Sputnik’s Spanish website reported that the sanctions have cost Ecuador $1.2bn in trade with Russia, and could bring famine to Nicaragua. For Middle East audiences, pro-Russian actors assert that the Kremlin’s actions in Ukraine are no worse than America’s in Iraq.
Responses to Russian propaganda must be as carefully targeted as Russia’s messaging, and take a realistic view of the world’s priorities and interests. However flagrantly Russia violated international law by invading Ukraine, and as great as Ukraine’s suffering has been, neither issue has guaranteed staying power worldwide. It is worth remembering that other nations — including some in the West — have in the past flouted international norms, and many nations have endured humanitarian disasters with far less support than Ukraine has received.
The most effective responses to Russian claims will come not with Western branding, but from democratically minded media and activists in the Kremlin’s target areas. Among many populations, the courage and ingenuity of Ukrainian fighters, with their charismatic, T-shirted leader, will sustain more attention than stories of Ukrainian suffering. (Interestingly, Volodymyr Zelenskyy is now “working to expand the geography” of addresses “to parliaments of Africa and Asia,” he said on May 16.)
In countries that rely on Russia for military equipment and training, populations need to be fully aware of how poorly Russian arms and strategy have performed. Beyond that, if the war goes particularly badly for Russia or there is political disruption in the Kremlin, Russia could once again retrench worldwide. After the fall of the Soviet Union, it largely disappeared for a decade from Africa and Latin America. Some Russian mercenaries who protect the Kremlin’s allies abroad have already been redeployed to the Ukrainian front, and the regular forces in Syria are also reportedly being summoned home. In any case, what little economic aid Russia gives to other countries is likely to shrink further because of the expenses of the war.
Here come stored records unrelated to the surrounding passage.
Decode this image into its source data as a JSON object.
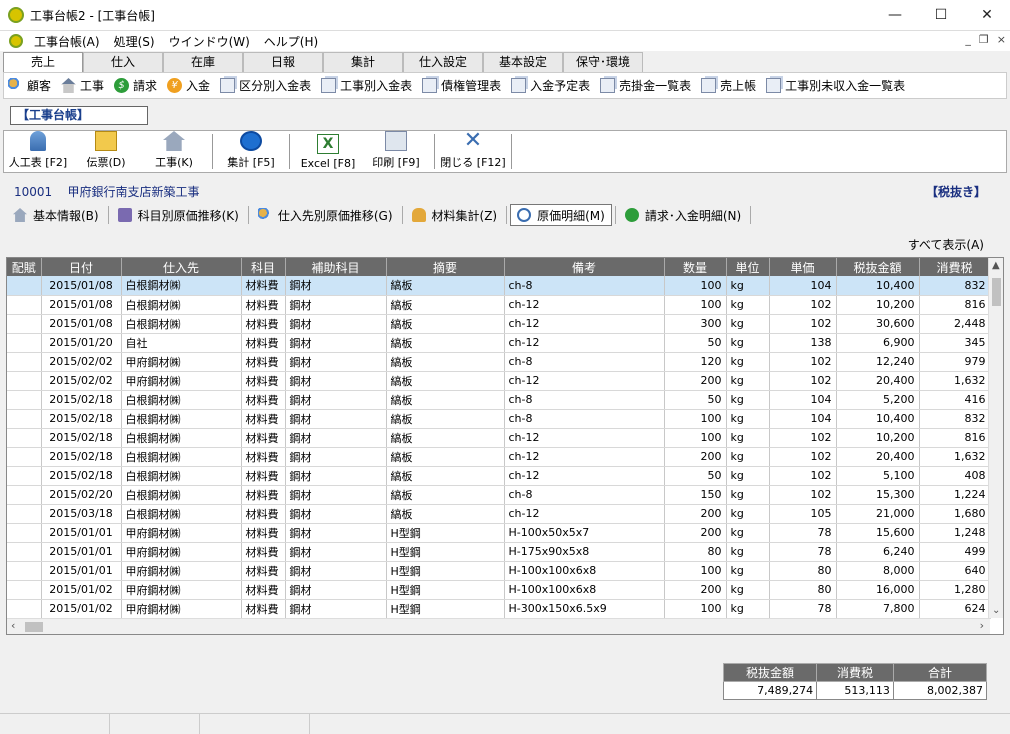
{
  "window": {
    "title": "工事台帳2 - [工事台帳]",
    "min": "—",
    "max": "☐",
    "close": "✕"
  },
  "menu": {
    "items": [
      "工事台帳(A)",
      "処理(S)",
      "ウインドウ(W)",
      "ヘルプ(H)"
    ],
    "mdi_min": "_",
    "mdi_restore": "❐",
    "mdi_close": "×"
  },
  "tabs": [
    "売上",
    "仕入",
    "在庫",
    "日報",
    "集計",
    "仕入設定",
    "基本設定",
    "保守･環境"
  ],
  "quicktools": [
    "顧客",
    "工事",
    "請求",
    "入金",
    "区分別入金表",
    "工事別入金表",
    "債権管理表",
    "入金予定表",
    "売掛金一覧表",
    "売上帳",
    "工事別未収入金一覧表"
  ],
  "page_title": "【工事台帳】",
  "toolbar": {
    "labor": "人工表 [F2]",
    "slip": "伝票(D)",
    "construction": "工事(K)",
    "summary": "集計 [F5]",
    "excel": "Excel [F8]",
    "print": "印刷 [F9]",
    "close": "閉じる [F12]"
  },
  "project": {
    "code": "10001",
    "name": "甲府銀行南支店新築工事",
    "tax_note": "【税抜き】"
  },
  "subtabs": [
    "基本情報(B)",
    "科目別原価推移(K)",
    "仕入先別原価推移(G)",
    "材料集計(Z)",
    "原価明細(M)",
    "請求･入金明細(N)"
  ],
  "show_all": "すべて表示(A)",
  "grid": {
    "columns": [
      "配賦",
      "日付",
      "仕入先",
      "科目",
      "補助科目",
      "摘要",
      "備考",
      "数量",
      "単位",
      "単価",
      "税抜金額",
      "消費税"
    ],
    "rows": [
      [
        "",
        "2015/01/08",
        "白根鋼材㈱",
        "材料費",
        "鋼材",
        "縞板",
        "ch-8",
        "100",
        "kg",
        "104",
        "10,400",
        "832"
      ],
      [
        "",
        "2015/01/08",
        "白根鋼材㈱",
        "材料費",
        "鋼材",
        "縞板",
        "ch-12",
        "100",
        "kg",
        "102",
        "10,200",
        "816"
      ],
      [
        "",
        "2015/01/08",
        "白根鋼材㈱",
        "材料費",
        "鋼材",
        "縞板",
        "ch-12",
        "300",
        "kg",
        "102",
        "30,600",
        "2,448"
      ],
      [
        "",
        "2015/01/20",
        "自社",
        "材料費",
        "鋼材",
        "縞板",
        "ch-12",
        "50",
        "kg",
        "138",
        "6,900",
        "345"
      ],
      [
        "",
        "2015/02/02",
        "甲府鋼材㈱",
        "材料費",
        "鋼材",
        "縞板",
        "ch-8",
        "120",
        "kg",
        "102",
        "12,240",
        "979"
      ],
      [
        "",
        "2015/02/02",
        "甲府鋼材㈱",
        "材料費",
        "鋼材",
        "縞板",
        "ch-12",
        "200",
        "kg",
        "102",
        "20,400",
        "1,632"
      ],
      [
        "",
        "2015/02/18",
        "白根鋼材㈱",
        "材料費",
        "鋼材",
        "縞板",
        "ch-8",
        "50",
        "kg",
        "104",
        "5,200",
        "416"
      ],
      [
        "",
        "2015/02/18",
        "白根鋼材㈱",
        "材料費",
        "鋼材",
        "縞板",
        "ch-8",
        "100",
        "kg",
        "104",
        "10,400",
        "832"
      ],
      [
        "",
        "2015/02/18",
        "白根鋼材㈱",
        "材料費",
        "鋼材",
        "縞板",
        "ch-12",
        "100",
        "kg",
        "102",
        "10,200",
        "816"
      ],
      [
        "",
        "2015/02/18",
        "白根鋼材㈱",
        "材料費",
        "鋼材",
        "縞板",
        "ch-12",
        "200",
        "kg",
        "102",
        "20,400",
        "1,632"
      ],
      [
        "",
        "2015/02/18",
        "白根鋼材㈱",
        "材料費",
        "鋼材",
        "縞板",
        "ch-12",
        "50",
        "kg",
        "102",
        "5,100",
        "408"
      ],
      [
        "",
        "2015/02/20",
        "白根鋼材㈱",
        "材料費",
        "鋼材",
        "縞板",
        "ch-8",
        "150",
        "kg",
        "102",
        "15,300",
        "1,224"
      ],
      [
        "",
        "2015/03/18",
        "白根鋼材㈱",
        "材料費",
        "鋼材",
        "縞板",
        "ch-12",
        "200",
        "kg",
        "105",
        "21,000",
        "1,680"
      ],
      [
        "",
        "2015/01/01",
        "甲府鋼材㈱",
        "材料費",
        "鋼材",
        "H型鋼",
        "H-100x50x5x7",
        "200",
        "kg",
        "78",
        "15,600",
        "1,248"
      ],
      [
        "",
        "2015/01/01",
        "甲府鋼材㈱",
        "材料費",
        "鋼材",
        "H型鋼",
        "H-175x90x5x8",
        "80",
        "kg",
        "78",
        "6,240",
        "499"
      ],
      [
        "",
        "2015/01/01",
        "甲府鋼材㈱",
        "材料費",
        "鋼材",
        "H型鋼",
        "H-100x100x6x8",
        "100",
        "kg",
        "80",
        "8,000",
        "640"
      ],
      [
        "",
        "2015/01/02",
        "甲府鋼材㈱",
        "材料費",
        "鋼材",
        "H型鋼",
        "H-100x100x6x8",
        "200",
        "kg",
        "80",
        "16,000",
        "1,280"
      ],
      [
        "",
        "2015/01/02",
        "甲府鋼材㈱",
        "材料費",
        "鋼材",
        "H型鋼",
        "H-300x150x6.5x9",
        "100",
        "kg",
        "78",
        "7,800",
        "624"
      ]
    ]
  },
  "totals": {
    "headers": [
      "税抜金額",
      "消費税",
      "合計"
    ],
    "values": [
      "7,489,274",
      "513,113",
      "8,002,387"
    ]
  },
  "colors": {
    "header_bg": "#6a6a6a",
    "selected_row": "#cce4f7",
    "accent_text": "#1a2f80"
  }
}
Ultimately, much depends on the outcome of the fighting. If the war leaves Russia humiliated militarily and ravaged economically, Kremlin propaganda will again struggle to be effective. However, Putin and his aides may find a way to avoid economic implosion and emerge from the fighting with something they can call victory. In that case, we can expect the carefully designed propaganda themes it is now forging to grow into a major new information offensive.
Thomas Kent, a former president of Radio Free Europe/Radio Liberty, teaches at Columbia University and is a consultant on combating disinformation.
Photo: The logo of Russia's state communications regulator, Roskomnadzor, is reflected in a laptop screen in this picture illustration taken February 12, 2019. Credit: REUTERS/Maxim Shemetov.
May 18, 2022